And then, God swoops in, reminding me that he overlooks no detail. No hope of my heart is unknown to Him. As a parent with a child, He does not just care that I am part of His family, He delights in giving good to me. 
James 1:17 Every good and perfect gift is from above, coming down from the Father of the heavenly lights, who does not change like shifting shadows.

I was an only child. There was nothing wrong with being an only child.  It had, in fact, several advantages over having siblings and I had a great childhood. It was the perfect path for me. But from the time I was a child, I determined that if I ever did have children, I would find a way to have at least two. I knew God could have different plans, but I pushed that to the back of my mind. 

My oldest daughter was born eight weeks early at 3 lbs, 6 oz. I had a rapid onset of severe preeclampsia, which crossed over to HELLP Syndrome
syndrome. The doctors told me there was a 50% chance it could happen again.

I tried not to think about the possibility that I might have an only child. I focused on adjusting to life with a baby. I watched God’s faithfulness to us through difficult circumstances and rejoiced. I did not want to risk my life or the life of another baby irresponsibly.  I wanted a second child, but I feared this could be God’s hard way of teaching me to be content. 

Why I ever try to read God’s mind is beyond me, because I’m usually wrong. Two years later, I was completely surprised, excited, and terrified when I found out I was having another baby. I worried about having another preemie, an earlier, not as healthy baby. I held my breath from 6 weeks to the 32 week mark, the point when my older daughter had been born. I worried something would go wrong with this birth, with this baby’s health. 

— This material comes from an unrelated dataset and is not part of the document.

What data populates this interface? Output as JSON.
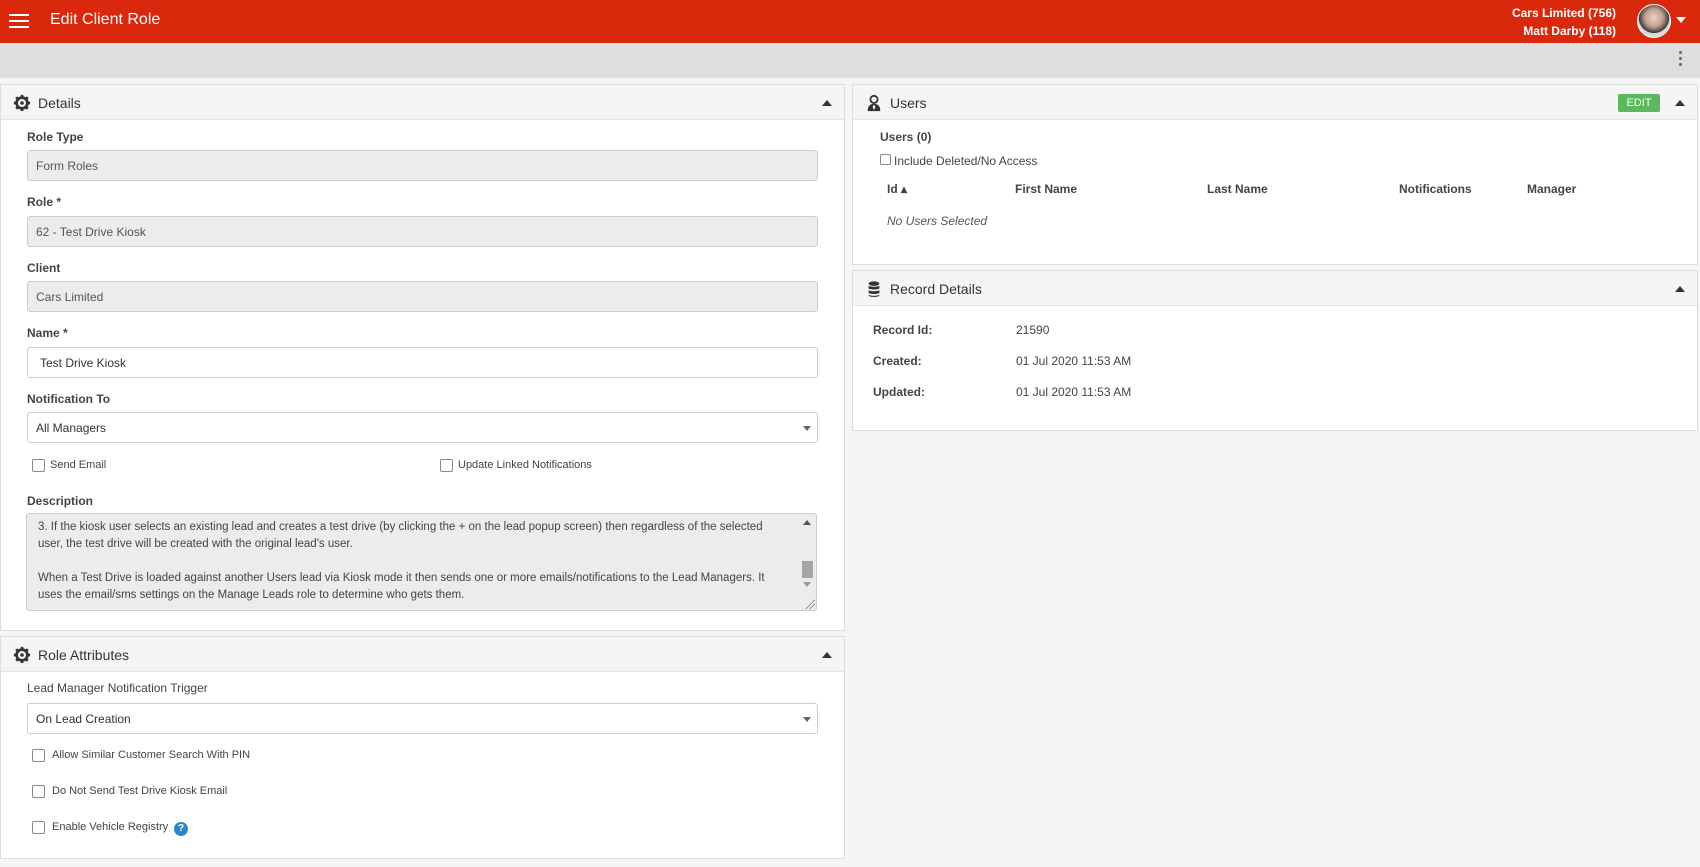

What I had to learn, again, is that God doesn’t sadistically laugh at us from Heaven as He puppeteers our lives.  He wants to make us happy- like we want to make our own children happy.  He sometimes uses dark providences to draw His beloved children to Him, to help us depend on Him. Suffering exists because of the Fall. But He came to redeem and give life. The lie that God does not want us to be happy has been craftily used for generations to play out the enmity between God and Satan. 

God hears us when we pray- and when we do not. God knows the desires of our hearts. He created and loves us and knows us better than we know our own selves or our own children. The night before I was full term (37 weeks), I sat in the hospital ER and my tests showed hints of preeclampsia surfacing. That night, my healthy beautiful second baby girl was born at 5 lbs, 12 oz.  No major complications occurred; there was no time spent in NICU rooms.

We forget something in our worrying and stewing and chasing after dreams.  A Father who would sacrifice His son in an intricate redemption plan – to rescue our lives and souls- cannot possibly have our demise in His heart. There is only goodness and love in the Father’s heart. 

God is not a magic genie, granting our wishes as we squint and rub a lantern. But, God hears us, just as I hear my children speak. Just as I know what they love and want. He listens and answers. He did not have to give me a second baby, but He graciously did. He knew we had more to learn from adding a person to our family. He has unique plans for each of us and every family is different. But no matter the situation, be assured that God is loving and good. He does want us to be happy, to dwell in His grace, to find our peace and fulfillment in His arms. 

My Eliana child will be a year old this week. I watch her, trying to take steps on her own. I see God’s gracious character personified. I see the result of His listening and answering. I look forward to recounting to her one day soon, the goodness of God in her very own existence. 

Psalm 139:16 Your eyes saw my unformed body; all the days ordained for me were written in your book before one of them came to be.

* Make sure to stop by tomorrow for a great book review, author interview, and… a GIVEAWAY!